Anonymous said...

*post continued--had to split it because it was too long, I apologize!*

I don't know Lonergan and I am not going to pretend like I even understand what he's saying or about but you wrote, "Lonergan's epistemology gives Christianity at least an even-money shot to enter into fruitful dialogue with modernity (and post-modernity, whatever that is). The very nature of the inductive/deductive method bases itself on a sort of epistemological honesty. In other words, this model recognizes that the fundamental questions of life -- and thus, faith -- are mystery at their core. One can grow in knowledge using the method I elucidated in the previous post. Yet, all efforts are short-circuited by sin on one hand and mystery on another." One can grow in knowledge but what knowledge? Epistemological knowledge? Where in scripture does God ask us to do that? Does God care what we're bantering about in regards to what we think we know about Him? So much head and very little heart...but again, intellectual honesty does not care about heart, which, ironically, the Lord does care about. So, again, I am confused about all this. I am chasing after knowledge that takes me further away from a relationship from God...I am wandering in the desert over here with our approach to theology today (or was there ever a time when theology actually helped bring people closer to God, instead of having us chase after deaf and mute gods? If there ever was a time, please let me know!).

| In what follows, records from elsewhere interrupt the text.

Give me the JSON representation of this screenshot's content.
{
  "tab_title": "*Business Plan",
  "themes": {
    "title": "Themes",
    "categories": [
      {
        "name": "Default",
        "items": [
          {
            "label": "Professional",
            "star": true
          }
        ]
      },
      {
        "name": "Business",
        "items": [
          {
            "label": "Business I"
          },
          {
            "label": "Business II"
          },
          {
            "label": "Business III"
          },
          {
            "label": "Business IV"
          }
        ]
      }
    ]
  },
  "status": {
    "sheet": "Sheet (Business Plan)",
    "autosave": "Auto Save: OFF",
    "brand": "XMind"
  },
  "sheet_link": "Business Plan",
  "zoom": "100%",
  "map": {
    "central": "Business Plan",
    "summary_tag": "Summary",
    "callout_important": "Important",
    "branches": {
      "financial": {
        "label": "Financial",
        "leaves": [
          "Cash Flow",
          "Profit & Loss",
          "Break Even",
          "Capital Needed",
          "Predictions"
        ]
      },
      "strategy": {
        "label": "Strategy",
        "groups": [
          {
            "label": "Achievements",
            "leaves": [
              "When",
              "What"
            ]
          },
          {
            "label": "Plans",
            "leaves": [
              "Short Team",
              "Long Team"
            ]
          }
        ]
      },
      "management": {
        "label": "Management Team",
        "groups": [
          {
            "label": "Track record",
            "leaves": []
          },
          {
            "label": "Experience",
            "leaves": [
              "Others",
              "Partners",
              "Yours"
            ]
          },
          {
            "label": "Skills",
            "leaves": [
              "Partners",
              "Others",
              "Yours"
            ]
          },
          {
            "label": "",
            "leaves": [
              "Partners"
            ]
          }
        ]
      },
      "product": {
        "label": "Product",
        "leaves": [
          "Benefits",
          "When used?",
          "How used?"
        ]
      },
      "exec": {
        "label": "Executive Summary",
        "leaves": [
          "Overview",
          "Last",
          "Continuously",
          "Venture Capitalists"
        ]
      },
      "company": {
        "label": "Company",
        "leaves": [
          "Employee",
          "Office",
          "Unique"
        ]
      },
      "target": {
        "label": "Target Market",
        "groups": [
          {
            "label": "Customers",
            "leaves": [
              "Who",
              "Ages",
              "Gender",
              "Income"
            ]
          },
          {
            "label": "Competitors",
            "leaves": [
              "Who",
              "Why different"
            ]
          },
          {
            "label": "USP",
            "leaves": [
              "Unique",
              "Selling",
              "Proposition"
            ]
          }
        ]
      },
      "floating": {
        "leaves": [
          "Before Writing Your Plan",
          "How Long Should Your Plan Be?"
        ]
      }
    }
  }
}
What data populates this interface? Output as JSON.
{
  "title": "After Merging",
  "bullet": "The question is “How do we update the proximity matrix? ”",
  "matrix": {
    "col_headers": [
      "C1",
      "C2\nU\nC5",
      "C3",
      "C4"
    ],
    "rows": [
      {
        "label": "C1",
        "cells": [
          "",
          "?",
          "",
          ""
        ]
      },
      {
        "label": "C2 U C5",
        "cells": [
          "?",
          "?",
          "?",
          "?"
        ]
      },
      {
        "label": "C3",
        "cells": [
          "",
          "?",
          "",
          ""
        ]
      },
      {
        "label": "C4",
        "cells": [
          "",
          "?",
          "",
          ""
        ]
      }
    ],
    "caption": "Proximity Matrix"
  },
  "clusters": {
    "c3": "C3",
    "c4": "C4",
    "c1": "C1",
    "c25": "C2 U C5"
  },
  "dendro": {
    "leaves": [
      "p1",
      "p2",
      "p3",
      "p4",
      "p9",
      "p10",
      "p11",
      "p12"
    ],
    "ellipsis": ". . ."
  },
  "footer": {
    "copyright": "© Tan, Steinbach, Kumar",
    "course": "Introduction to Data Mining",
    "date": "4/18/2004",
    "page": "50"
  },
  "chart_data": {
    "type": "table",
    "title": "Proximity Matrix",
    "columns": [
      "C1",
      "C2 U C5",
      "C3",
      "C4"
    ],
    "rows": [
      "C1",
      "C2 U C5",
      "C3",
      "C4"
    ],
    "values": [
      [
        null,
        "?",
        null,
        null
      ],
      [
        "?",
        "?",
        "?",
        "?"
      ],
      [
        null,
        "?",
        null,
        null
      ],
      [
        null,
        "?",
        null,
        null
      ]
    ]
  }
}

You said all efforts are short-circuited by sin on one hand and mystery on the other. Now this is something I can sit comfortably with because as you have pointed out, it requires faith. I agree that we should pursue God's truth doggedly but my concern is whether or not the academy is the right place to do it. This isn't to say that one should not pursue an intellectual life, but again, it is dangerous because it is seductive. Very seductive.

Thank you for clarifying the definition of Tradition. When you said, "Tradition is at its very core the Holy Spirit working to keep the Church ever-new and ever-ancient, to riff off Augustine. As a Catholic, I affirm that the Holy Spirit continues to work through the Church..." I was put at ease. It's important to hear other believers affirm this because I have been hearing it less and less.

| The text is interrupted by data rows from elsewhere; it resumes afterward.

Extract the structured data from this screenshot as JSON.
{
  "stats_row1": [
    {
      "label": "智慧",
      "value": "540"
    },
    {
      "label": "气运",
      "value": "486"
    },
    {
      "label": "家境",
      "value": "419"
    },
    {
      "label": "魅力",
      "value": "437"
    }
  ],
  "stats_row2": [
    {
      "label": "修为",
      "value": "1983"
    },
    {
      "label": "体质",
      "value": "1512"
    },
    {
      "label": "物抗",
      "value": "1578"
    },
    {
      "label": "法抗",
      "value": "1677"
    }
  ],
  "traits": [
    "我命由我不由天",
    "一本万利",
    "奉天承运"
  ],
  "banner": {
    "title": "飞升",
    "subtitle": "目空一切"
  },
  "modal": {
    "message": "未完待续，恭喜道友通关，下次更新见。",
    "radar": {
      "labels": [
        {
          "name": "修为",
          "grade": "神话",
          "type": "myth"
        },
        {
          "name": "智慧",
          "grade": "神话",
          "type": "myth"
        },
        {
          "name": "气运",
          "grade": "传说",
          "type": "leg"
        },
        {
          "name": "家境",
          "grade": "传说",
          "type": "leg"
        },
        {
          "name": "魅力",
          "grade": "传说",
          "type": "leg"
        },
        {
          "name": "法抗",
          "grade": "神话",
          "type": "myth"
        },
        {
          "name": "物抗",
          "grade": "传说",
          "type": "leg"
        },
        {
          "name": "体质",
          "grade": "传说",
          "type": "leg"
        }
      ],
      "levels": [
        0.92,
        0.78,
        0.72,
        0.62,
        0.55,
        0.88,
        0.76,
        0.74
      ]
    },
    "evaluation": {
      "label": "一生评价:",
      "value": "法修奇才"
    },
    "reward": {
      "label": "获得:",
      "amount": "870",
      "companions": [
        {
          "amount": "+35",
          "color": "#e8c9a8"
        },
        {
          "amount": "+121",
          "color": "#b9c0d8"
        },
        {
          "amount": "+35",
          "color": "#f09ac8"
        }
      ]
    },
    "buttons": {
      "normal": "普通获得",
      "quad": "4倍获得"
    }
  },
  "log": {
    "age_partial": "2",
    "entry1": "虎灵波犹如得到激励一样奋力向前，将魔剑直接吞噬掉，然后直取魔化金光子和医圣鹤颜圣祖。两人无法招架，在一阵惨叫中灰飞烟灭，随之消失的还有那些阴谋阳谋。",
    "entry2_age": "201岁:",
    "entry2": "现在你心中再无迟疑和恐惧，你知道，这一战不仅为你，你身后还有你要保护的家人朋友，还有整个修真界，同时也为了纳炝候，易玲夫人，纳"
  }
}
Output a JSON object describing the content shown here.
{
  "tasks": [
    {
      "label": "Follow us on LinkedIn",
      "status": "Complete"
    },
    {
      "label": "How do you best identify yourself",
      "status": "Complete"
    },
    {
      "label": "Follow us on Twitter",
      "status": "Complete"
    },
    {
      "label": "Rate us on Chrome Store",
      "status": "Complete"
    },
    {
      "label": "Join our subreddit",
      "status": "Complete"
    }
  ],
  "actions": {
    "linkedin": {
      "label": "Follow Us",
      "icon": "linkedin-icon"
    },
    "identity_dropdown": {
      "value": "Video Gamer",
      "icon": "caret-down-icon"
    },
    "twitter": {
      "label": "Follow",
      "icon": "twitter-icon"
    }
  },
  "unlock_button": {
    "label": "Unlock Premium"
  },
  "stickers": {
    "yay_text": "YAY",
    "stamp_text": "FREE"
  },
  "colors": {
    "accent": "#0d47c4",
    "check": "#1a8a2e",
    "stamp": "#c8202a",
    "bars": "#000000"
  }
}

Seeing you work at your religious life motivates me to continue working at mine, knowing that others have that similar tenacity to keep pushing forward. Thank you for your prayers, Br. Matt. I surely need them because the life of faith is, honestly, the most difficult thing for me to work on. While it is a daily struggle, it is the greatest source of joy and peace knowing we are not alone and that we are working towards something together, whether we know each other or not.

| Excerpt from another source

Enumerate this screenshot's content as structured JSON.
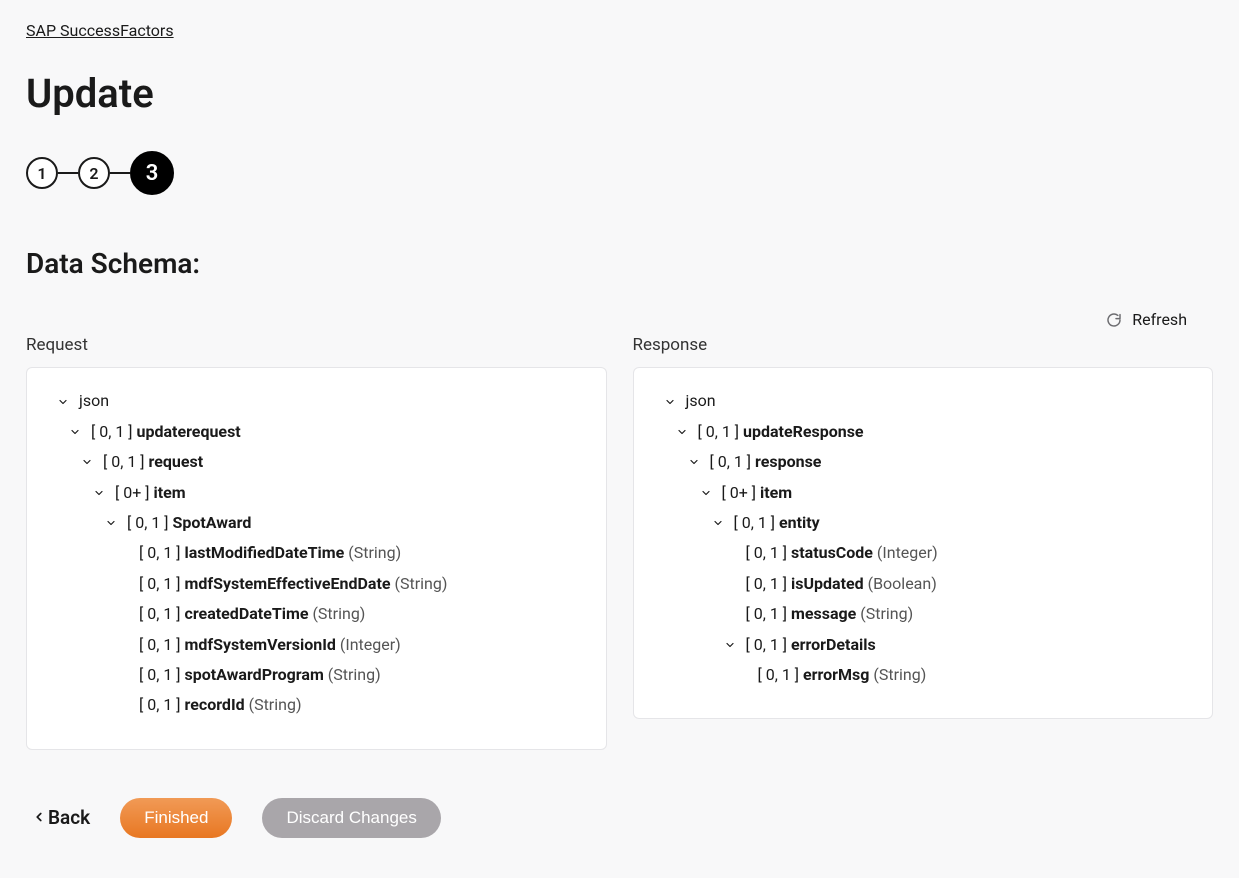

Anonymous said...

By the way, please know that my intention was not/is not to challenge you in any confrontational way; I was just seeking your honest thoughts/comments/critiques, along with some intellectual honesty. I approach you with respect and humility but my passion and hunger for truth inspires a type of aggressive curiosity that usually manifests when I find other believers who challenge me. So, thank you!